A dad with an incurable brain tumour has been given six months to live – after treatment was postponed due to the coronavirus pandemic.
Neil Matheson, 36, was diagnosed with glioblastoma multiforme (GBM) after an optician spotted an abnormality in 2018 and sent him to hospital.
The dad-of-one from Dundee had been treated with chemotherapy but medics wanted to try a different variety.
But Neil was told he needed to choose between going ahead with treatment and risking contracting coronavirus, or waiting until the infection rate had dropped.
In May it was found the tumour had spread to the back of his brain.
Chemotherapy began on August 7, but it was ineffective and he was given six months to live.
But Neil and wife Emoke, also 36, are hoping to raise £20,000 for alternative treatment which could give them more time together as a family, with daughter Isabelle, aged five.
Neil said: “The tumour is now interfering with my vision and I am blind on the left side of both my eyes and my peripheral vision has gone.
“I am struggling to walk too.”
The symptoms began in 2017, when Neil was suffering from seizures and debilitating headaches which were so bad he would sometimes pass out.
He said: “By spring 2018, I was experiencing more and more pain, to the point where I would drop to the floor in agony.

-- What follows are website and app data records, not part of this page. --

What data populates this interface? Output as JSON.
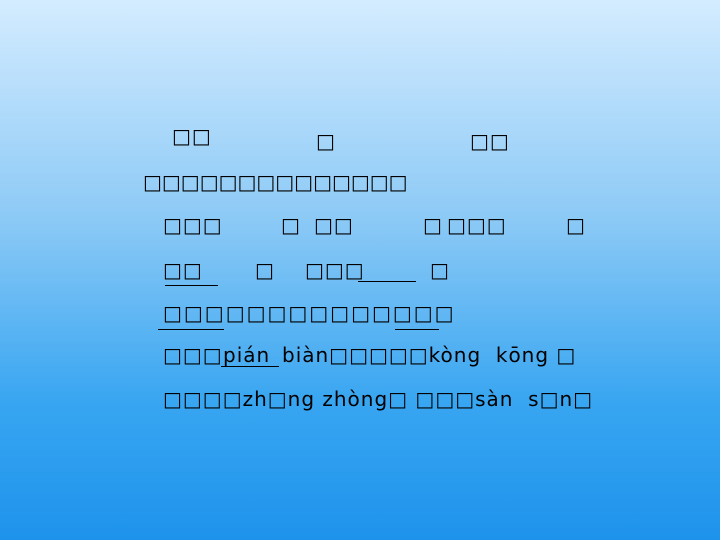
{
  "row1": {
    "a": "□□",
    "b": "□",
    "c": "□□"
  },
  "row2": {
    "a": "□□□□□□□□□□□□□□"
  },
  "row3": {
    "a": "□□□",
    "b": "□",
    "c": "□□",
    "d": "□",
    "e": "□□□",
    "f": "□"
  },
  "row4": {
    "a": "□□",
    "b": "□",
    "c": "□□□",
    "d": "□"
  },
  "row5": {
    "a": "□□□□□□□□□□□□□□"
  },
  "row6": {
    "a": "□□□",
    "b": "pián",
    "c": "biàn□□□□□kòng  kōng □"
  },
  "row7": {
    "a": "□□□□zh□ng zhòng□ □□□sàn  s□n□"
  }
}
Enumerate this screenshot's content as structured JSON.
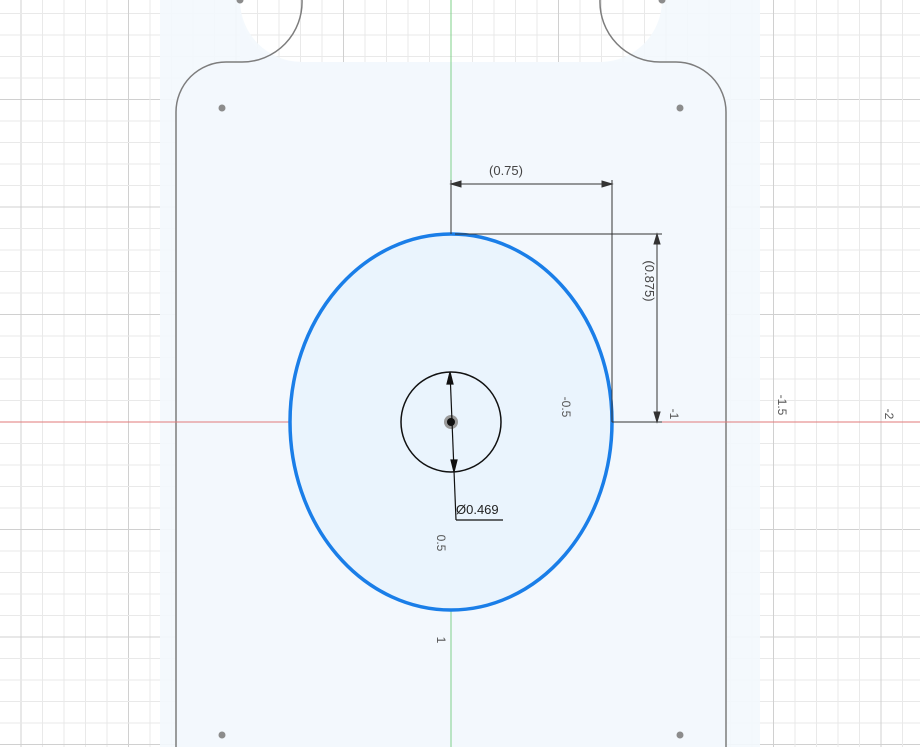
{
  "sketch": {
    "dimensions": {
      "horizontal": "(0.75)",
      "vertical": "(0.875)",
      "diameter": "Ø0.469"
    },
    "axis_ticks": {
      "x_neg_0_5": "-0.5",
      "x_neg_1": "-1",
      "x_neg_1_5": "-1.5",
      "x_neg_2": "-2",
      "y_0_5": "0.5",
      "y_1": "1"
    },
    "colors": {
      "profile_fill": "#eaf4fd",
      "ellipse_stroke": "#1a7ee8",
      "outline_stroke": "#7d7d7d",
      "x_axis": "#e07a7a",
      "y_axis": "#7fd08a",
      "grid_minor": "#e9e9e9",
      "grid_major": "#d0d0d0",
      "dimension": "#333333"
    }
  }
}
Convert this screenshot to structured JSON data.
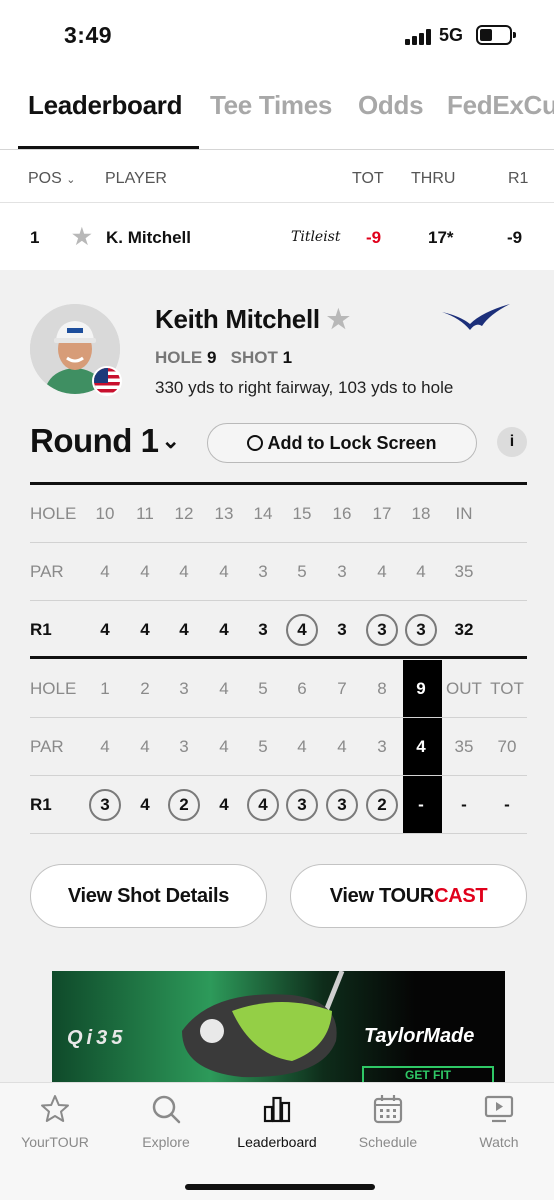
{
  "status": {
    "time": "3:49",
    "network": "5G"
  },
  "tabs": [
    {
      "label": "Leaderboard",
      "active": true
    },
    {
      "label": "Tee Times",
      "active": false
    },
    {
      "label": "Odds",
      "active": false
    },
    {
      "label": "FedExCu",
      "active": false
    }
  ],
  "columns": {
    "pos": "POS",
    "player": "PLAYER",
    "tot": "TOT",
    "thru": "THRU",
    "r1": "R1"
  },
  "player_row": {
    "pos": "1",
    "name": "K. Mitchell",
    "sponsor": "Titleist",
    "tot": "-9",
    "thru": "17*",
    "r1": "-9"
  },
  "detail": {
    "full_name": "Keith Mitchell",
    "hole_label": "HOLE",
    "hole_value": "9",
    "shot_label": "SHOT",
    "shot_value": "1",
    "shot_description": "330 yds to right fairway, 103 yds to hole",
    "round_label": "Round 1",
    "lock_screen_label": "Add to Lock Screen",
    "info_label": "i"
  },
  "scorecard": {
    "back_nine": {
      "hole_label": "HOLE",
      "holes": [
        "10",
        "11",
        "12",
        "13",
        "14",
        "15",
        "16",
        "17",
        "18"
      ],
      "total_label": "IN",
      "par_label": "PAR",
      "par": [
        "4",
        "4",
        "4",
        "4",
        "3",
        "5",
        "3",
        "4",
        "4"
      ],
      "par_total": "35",
      "round_label": "R1",
      "scores": [
        "4",
        "4",
        "4",
        "4",
        "3",
        "4",
        "3",
        "3",
        "3"
      ],
      "circled": [
        false,
        false,
        false,
        false,
        false,
        true,
        false,
        true,
        true
      ],
      "score_total": "32"
    },
    "front_nine": {
      "hole_label": "HOLE",
      "holes": [
        "1",
        "2",
        "3",
        "4",
        "5",
        "6",
        "7",
        "8",
        "9"
      ],
      "out_label": "OUT",
      "tot_label": "TOT",
      "par_label": "PAR",
      "par": [
        "4",
        "4",
        "3",
        "4",
        "5",
        "4",
        "4",
        "3",
        "4"
      ],
      "par_out": "35",
      "par_tot": "70",
      "round_label": "R1",
      "scores": [
        "3",
        "4",
        "2",
        "4",
        "4",
        "3",
        "3",
        "2",
        "-"
      ],
      "circled": [
        true,
        false,
        true,
        false,
        true,
        true,
        true,
        true,
        false
      ],
      "score_out": "-",
      "score_tot": "-",
      "current_hole_index": 8
    }
  },
  "buttons": {
    "shot_details": "View Shot Details",
    "tourcast_prefix": "View TOUR",
    "tourcast_suffix": "CAST"
  },
  "ad": {
    "product": "Qi35",
    "brand": "TaylorMade",
    "cta": "GET FIT"
  },
  "bottom_nav": [
    {
      "label": "YourTOUR",
      "icon": "star-icon"
    },
    {
      "label": "Explore",
      "icon": "search-icon"
    },
    {
      "label": "Leaderboard",
      "icon": "leaderboard-icon",
      "active": true
    },
    {
      "label": "Schedule",
      "icon": "calendar-icon"
    },
    {
      "label": "Watch",
      "icon": "play-icon"
    }
  ],
  "colors": {
    "accent_red": "#e0001b",
    "panel_bg": "#f1f1f1",
    "mizuno_blue": "#1c2f7a"
  }
}
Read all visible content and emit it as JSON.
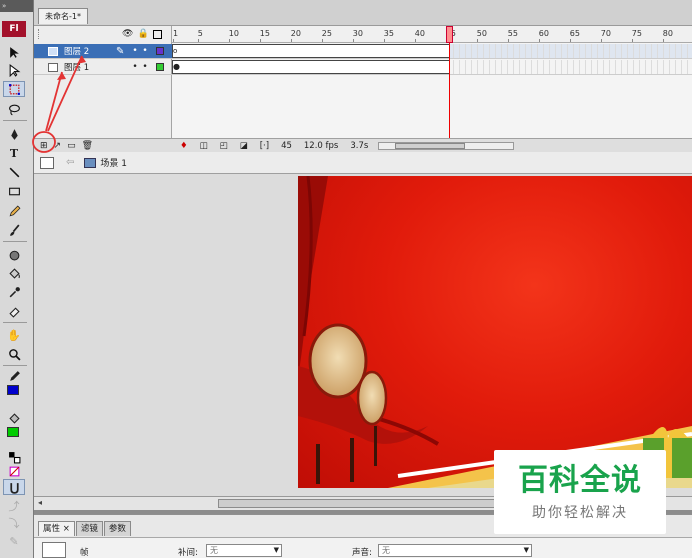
{
  "app": {
    "logo": "Fl",
    "grip": "»"
  },
  "document": {
    "tab_title": "未命名-1*"
  },
  "timeline": {
    "ruler_ticks": [
      "1",
      "5",
      "10",
      "15",
      "20",
      "25",
      "30",
      "35",
      "40",
      "45",
      "50",
      "55",
      "60",
      "65",
      "70",
      "75",
      "80"
    ],
    "layers": [
      {
        "name": "图层 2",
        "color": "#6633cc",
        "selected": true
      },
      {
        "name": "图层 1",
        "color": "#33cc33",
        "selected": false
      }
    ],
    "status": {
      "current_frame": "45",
      "frame_rate": "12.0 fps",
      "elapsed": "3.7s"
    }
  },
  "editbar": {
    "scene_label": "场景 1"
  },
  "toolbox": {
    "stroke_color": "#0000cc",
    "fill_color": "#00cc00"
  },
  "properties": {
    "tabs": [
      {
        "label": "属性",
        "active": true,
        "closable": true
      },
      {
        "label": "滤镜",
        "active": false
      },
      {
        "label": "参数",
        "active": false
      }
    ],
    "frame_label": "帧",
    "tween_label": "补间:",
    "tween_value": "无",
    "sound_label": "声音:",
    "sound_value": "无"
  },
  "watermark": {
    "title": "百科全说",
    "subtitle": "助你轻松解决"
  },
  "colors": {
    "stage_red": "#e11b0b",
    "accent_annotation": "#e33333",
    "watermark_green": "#19a34c"
  }
}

“My vision was also blurred, so I went for an eye test at Specsavers Opticians.
“During the appointment they discovered something abnormal in the back of my eye and they sent me to Ninewells Hospital in Dundee for further tests.
“An MRI scan revealed an aggressive and incurable brain tumour.”
Medics managed to remove 100% of the tumour but the prognosis was just 12 to 18 months.
Emoke said: “The doctors told us that if we had waited just one more month, Neil would already have been dead.
“Luckily, they were able to operate and just two weeks later he was in theatre having eight-hour brain surgery to ‘debulk’ the tumour, which we were told was the size of an apple.”
The operation was followed by an intensive course of chemotherapy.
Neil managed five out of six cycles of treatment, after which he had some respite with several months of ‘stable’ scans showing no regrowth of the tumour.
But a week before the UK went into lockdown, the family received bad news.
Emoke said: “We received some really disappointing MRI results which showed the tumour was growing and doctors wanted to start him on a different type of chemo as soon as possible.
“As the hospital wasn’t licensed to use this alternative treatment, they had to wait for permission to go ahead.
“By the time permission was granted, the country was in lockdown and Neil was given the impossible choice of taking the treatment and risk contracting Covid, or postponing the treatment, thus increasing the risk of his tumour continuing to grow.
She added: “We are continuing to fight and have found a private clinic in London, which is willing to take Neil on a clinical trial.
“We are both only 36 and should be enjoying life as a family.
“We have tried to protect Isabelle from the whole truth of the situation but she is aware that her dad isn’t well and talks about the ‘monster’ in his head.”